Readers of my personal blog will know that at present I am doing much handwringing over Big Life Decisions of the Leaving America for Britain variety. Nonetheless, I can't read a delicious book like Bruce Littlefield's Garage Sale America and not feel like it is a testament to so much that I would miss once we are gone. Car Boot sales, the slightly glum British equivalent of the Garage Sale, involve early wet mornings surrounded by lots of other families who have lugged their "knick knacks" to a school playing field. I should know, as I seem to remember sitting in front of our open trunk and watching my brother's eyes glisten as his various Star Wars figures get carted off.
Actually, it was not that bad, and there is nothing quite like an open air Junk/Antique Market in England, but there is something about a Saturday morning Garage Saling in the midwest that is infinitely more fun and quintessentially American, and it's this quality that Littlefield conveys so well in his gorgeously illustrated book.
Part primer for erstwhile garage-salers and shoppers, part cultural analysis of an intriguing popular phenomenon, Garage Sale America taps into why people like me (and the neighbors I drag out of bed on a Friday morning to ride shotgun) get all of a twitter about a decent garage sale. For I, my friends, am an "anthropological warrior," and on Saturday mornings May thru September, you can quite often hear me roar.
"..each Saturday morning around the country... anthropological voyeuristic warriors pour themselves thermoses of coffee, grab their maps, circled newspapers, and fistfuls of dollars, and set out for an archeaological dig through the soils of popular culture. "
Most definitely. What he said.
I also enjoy a couple of donuts. You know. For stamina.
Garage Sale America is cheeky, informative, and insightful. It taps into what it is about wading through other people's junk that makes garage-salers tick. For me it's about finding a bargain, and being able to brag unattractively over how I managed to score a nearly new child backpack carrier for 5 bucks, and the same item would cost $85 dollars retail.
It's about wading through boxes of childrens books and know that this slightly tarnished version of Franklin Rides a Bike or Good Night Moon will go to a new home. (I am that way about books, you see--I can't abide seeing them discarded).
It's about ransacking through crates of plate silverware and polishing up that tarnished serving spoon at home, and feeling the sense that I have discovered the quintessential diamond in the rough...
Boxes of old postcards.
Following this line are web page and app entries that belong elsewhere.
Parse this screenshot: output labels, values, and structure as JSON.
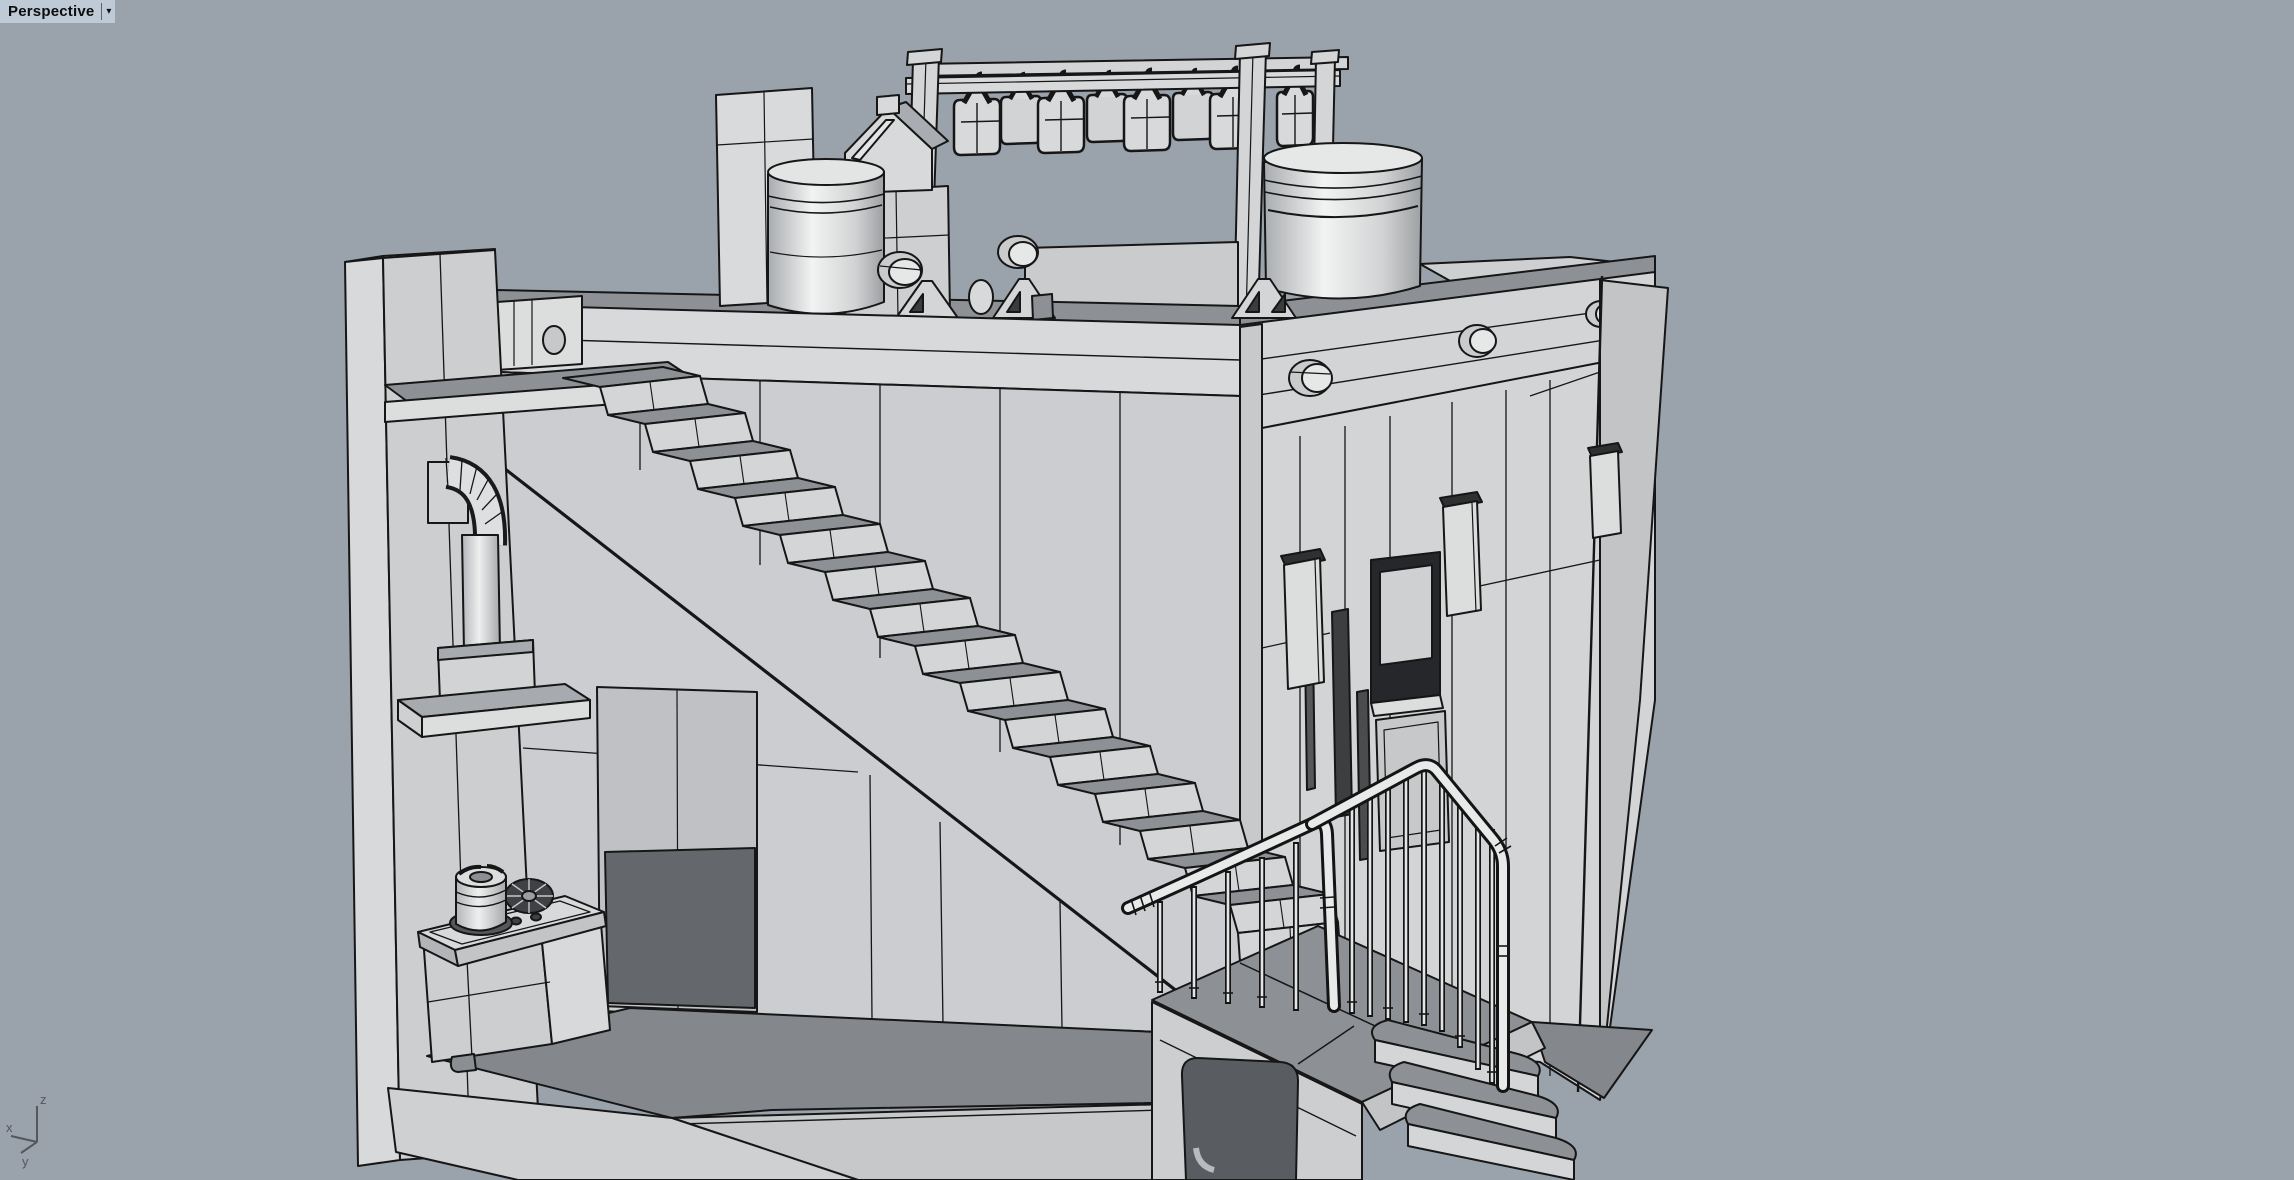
{
  "viewport": {
    "title": "Perspective",
    "dropdown_icon": "▾"
  },
  "axis_gizmo": {
    "x_label": "x",
    "y_label": "y",
    "z_label": "z"
  },
  "colors": {
    "background": "#9aa2ab",
    "label_bg": "#bfcad7",
    "label_text": "#0d0d0d",
    "edge_line": "#161616",
    "face_light": "#dcdddd",
    "face_mid": "#cdcfd1",
    "face_shade": "#c2c4c6",
    "deck_surface_dark": "#8d9095",
    "floor_dark": "#84878c",
    "opening_dark": "#5c5f63",
    "gizmo": "#54575c"
  },
  "scene": {
    "type": "3d-cad-shaded-model",
    "subject": "cutaway room model with rooftop deck, hanging rack, tanks, long staircase, stove and railed landing",
    "counts": {
      "hanging_bags": 9,
      "stair_steps": 15,
      "railing_balusters": 14,
      "wall_sconces": 3,
      "deck_pipe_stubs": 5,
      "stove_burners": 2,
      "tanks": 2
    }
  }
}
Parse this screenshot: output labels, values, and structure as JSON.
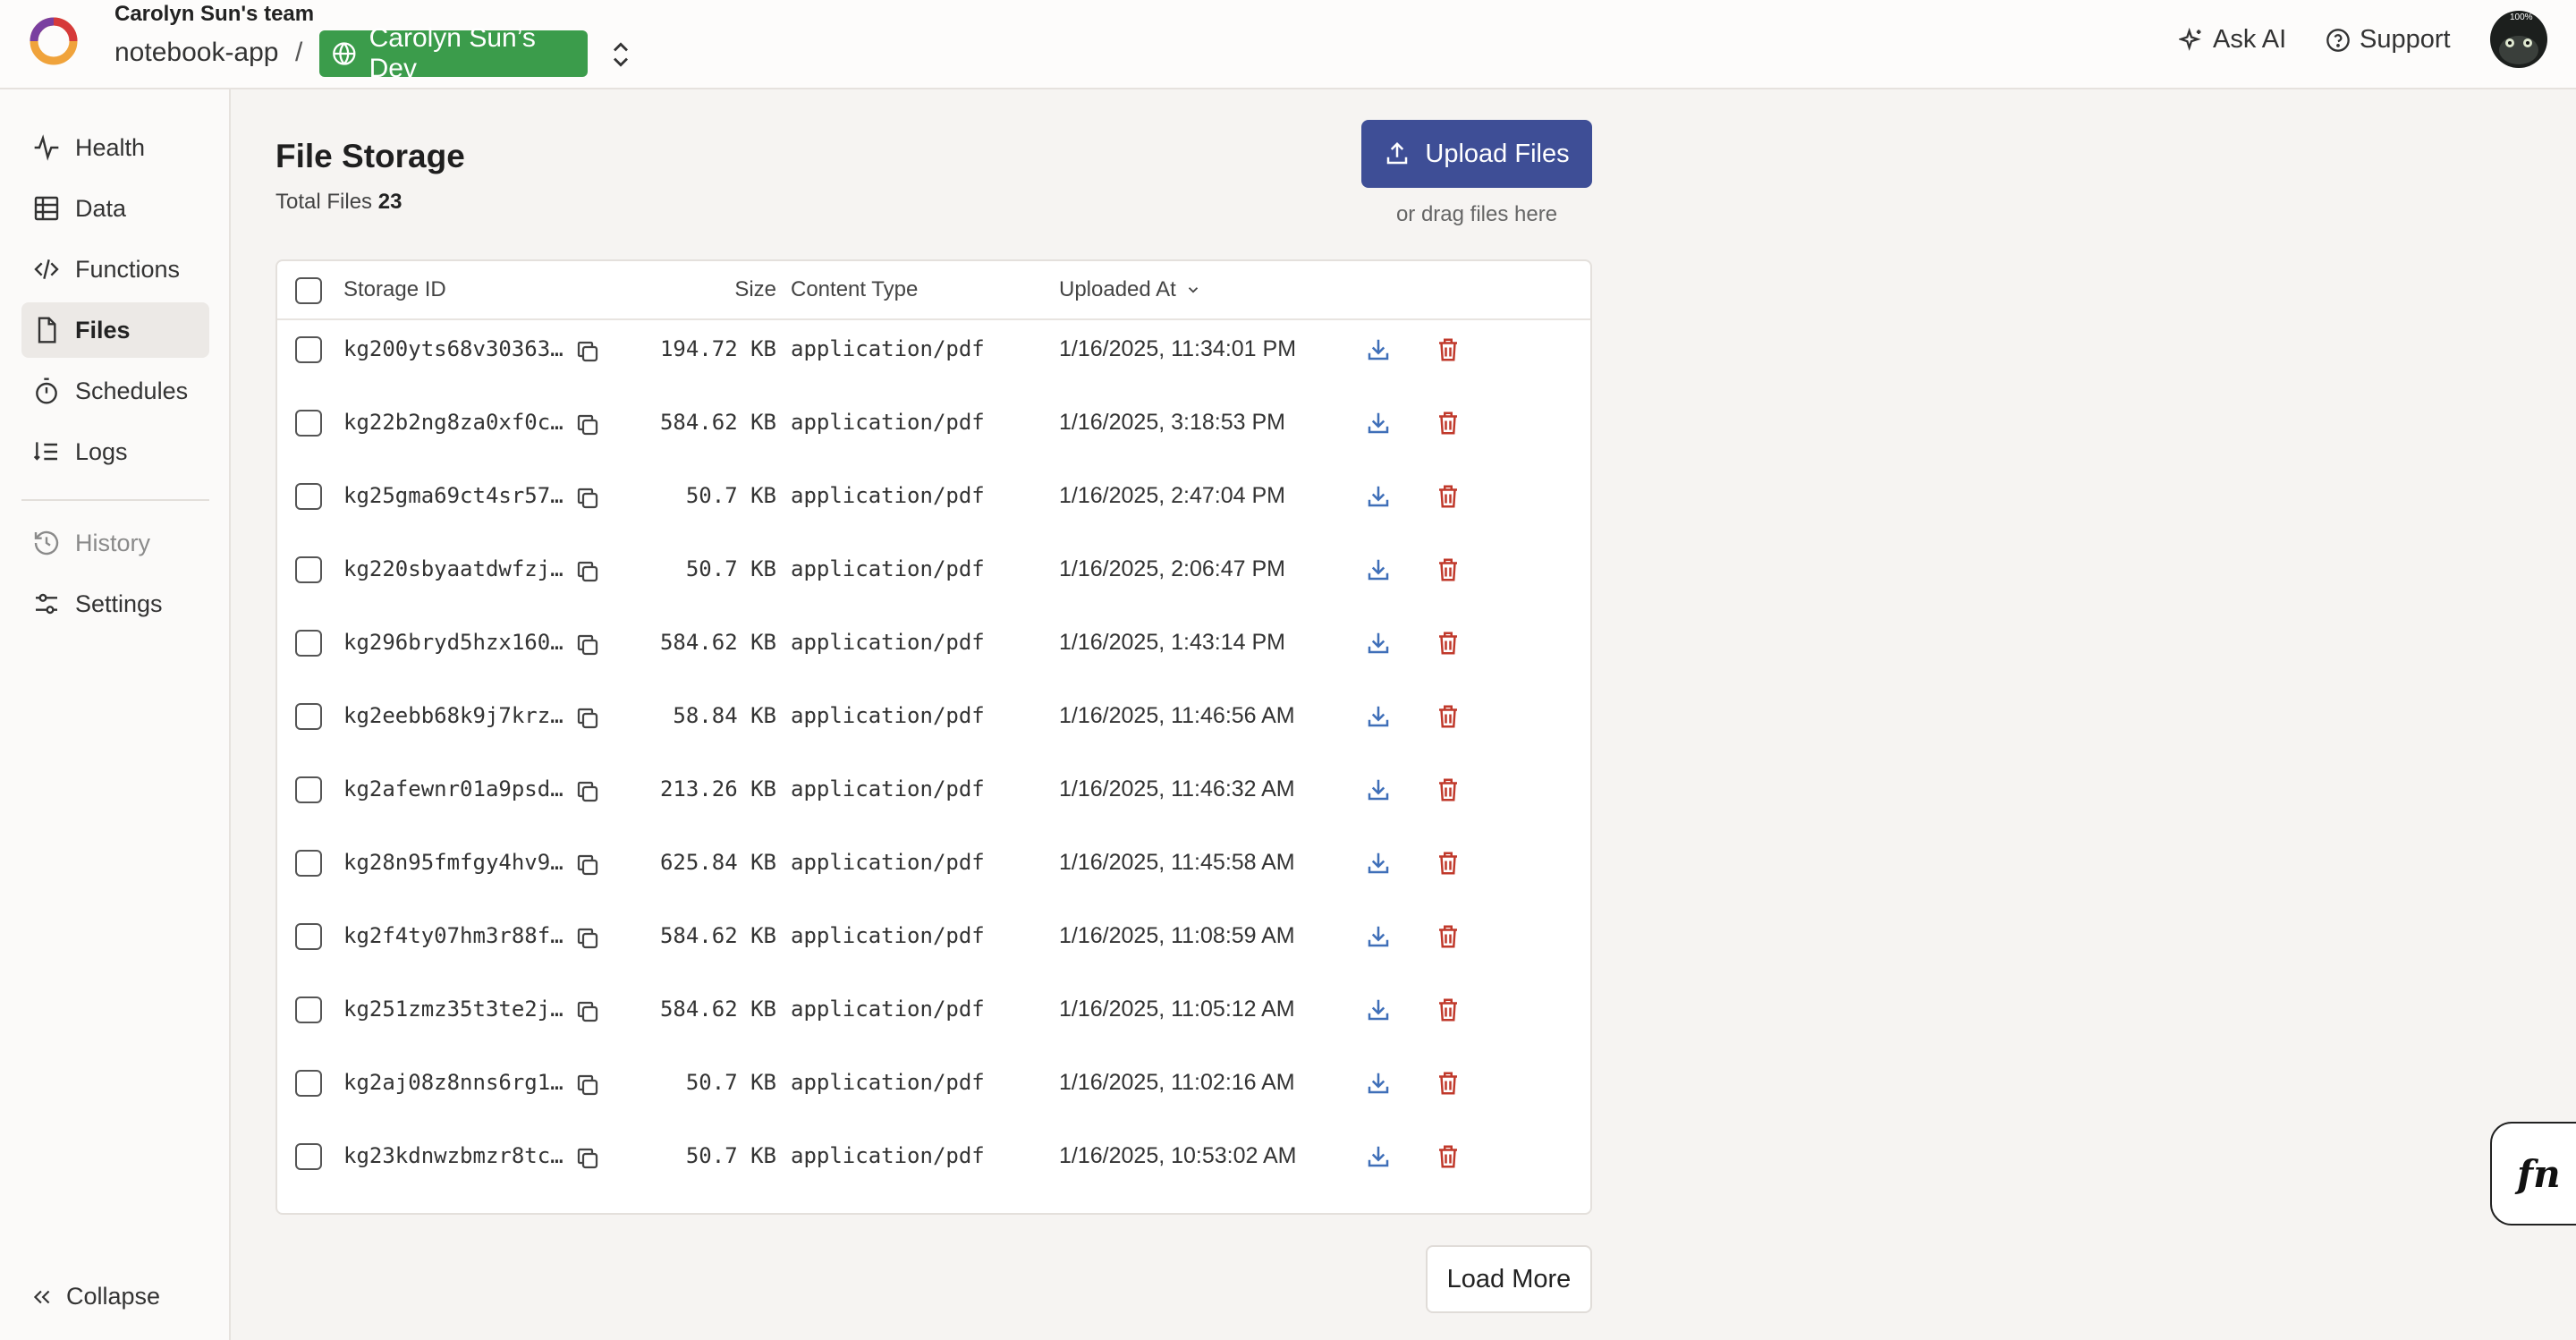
{
  "header": {
    "team_name": "Carolyn Sun's team",
    "project_name": "notebook-app",
    "separator": "/",
    "deployment_name": "Carolyn Sun’s Dev",
    "ask_ai_label": "Ask AI",
    "support_label": "Support",
    "avatar_badge": "100%"
  },
  "sidebar": {
    "items": [
      {
        "label": "Health",
        "icon": "activity-icon"
      },
      {
        "label": "Data",
        "icon": "table-icon"
      },
      {
        "label": "Functions",
        "icon": "code-icon"
      },
      {
        "label": "Files",
        "icon": "file-icon",
        "active": true
      },
      {
        "label": "Schedules",
        "icon": "stopwatch-icon"
      },
      {
        "label": "Logs",
        "icon": "list-ordered-icon"
      },
      {
        "label": "History",
        "icon": "history-icon",
        "muted": true
      },
      {
        "label": "Settings",
        "icon": "sliders-icon"
      }
    ],
    "collapse_label": "Collapse"
  },
  "main": {
    "title": "File Storage",
    "total_label": "Total Files",
    "total_count": "23",
    "upload_label": "Upload Files",
    "drag_hint": "or drag files here",
    "load_more_label": "Load More"
  },
  "table": {
    "headers": {
      "storage_id": "Storage ID",
      "size": "Size",
      "content_type": "Content Type",
      "uploaded_at": "Uploaded At"
    },
    "rows": [
      {
        "id": "kg200yts68v30363…",
        "size": "194.72 KB",
        "type": "application/pdf",
        "uploaded": "1/16/2025, 11:34:01 PM"
      },
      {
        "id": "kg22b2ng8za0xf0c…",
        "size": "584.62 KB",
        "type": "application/pdf",
        "uploaded": "1/16/2025, 3:18:53 PM"
      },
      {
        "id": "kg25gma69ct4sr57…",
        "size": "50.7 KB",
        "type": "application/pdf",
        "uploaded": "1/16/2025, 2:47:04 PM"
      },
      {
        "id": "kg220sbyaatdwfzj…",
        "size": "50.7 KB",
        "type": "application/pdf",
        "uploaded": "1/16/2025, 2:06:47 PM"
      },
      {
        "id": "kg296bryd5hzx160…",
        "size": "584.62 KB",
        "type": "application/pdf",
        "uploaded": "1/16/2025, 1:43:14 PM"
      },
      {
        "id": "kg2eebb68k9j7krz…",
        "size": "58.84 KB",
        "type": "application/pdf",
        "uploaded": "1/16/2025, 11:46:56 AM"
      },
      {
        "id": "kg2afewnr01a9psd…",
        "size": "213.26 KB",
        "type": "application/pdf",
        "uploaded": "1/16/2025, 11:46:32 AM"
      },
      {
        "id": "kg28n95fmfgy4hv9…",
        "size": "625.84 KB",
        "type": "application/pdf",
        "uploaded": "1/16/2025, 11:45:58 AM"
      },
      {
        "id": "kg2f4ty07hm3r88f…",
        "size": "584.62 KB",
        "type": "application/pdf",
        "uploaded": "1/16/2025, 11:08:59 AM"
      },
      {
        "id": "kg251zmz35t3te2j…",
        "size": "584.62 KB",
        "type": "application/pdf",
        "uploaded": "1/16/2025, 11:05:12 AM"
      },
      {
        "id": "kg2aj08z8nns6rg1…",
        "size": "50.7 KB",
        "type": "application/pdf",
        "uploaded": "1/16/2025, 11:02:16 AM"
      },
      {
        "id": "kg23kdnwzbmzr8tc…",
        "size": "50.7 KB",
        "type": "application/pdf",
        "uploaded": "1/16/2025, 10:53:02 AM"
      }
    ]
  },
  "function_runner": {
    "label": "fn"
  },
  "colors": {
    "deployment_badge": "#3b9c4b",
    "primary_button": "#3e4e96",
    "download_icon": "#3f6fb8",
    "delete_icon": "#c0392b"
  }
}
Faded kodak images of The Tower of London, circa 1969, posted by Barb and Vern as they took their long-anticipated European vacation years ago "England is a ball!" Vogue Knitting Patterns from the 70s; Gardening Magazines from the 20s. Lush.
OK. Garage Saling brings out the romantic in me. And Littlefield more than gets it. As he says, the "experience of finding just the right thing for just the right price is emotionally rewarding, economically clever, and environmentally sound." It's about stories, it's about nostalgia, it's about treasuring and reinventing the past.
It's also about getting What to Expect When you Are Expecting for one dollar. (Because, who wants to pay full retail for that?)
Garage Sale America is extremely readable. Fun to dip into while your kids happily play with the Thomas Trains or Bouncing Tigger that you scored for only a couple of bucks from the "good" neighborhood across town... I would certainly recommend the book to any Garage Sale addict, not only because it provides tips and design suggestions for salvaged materials, but because you might just recognize yourself in the stories Littlefield recounts, and enjoy a small grin to yourself. Next thing you know, you'll be gripped by a renewed sense of vigor, and start obsessively scanning the paper for sales before hotfooting it to the estate sale across town with "antique glass, books, and dinnerware... No Early Birds..."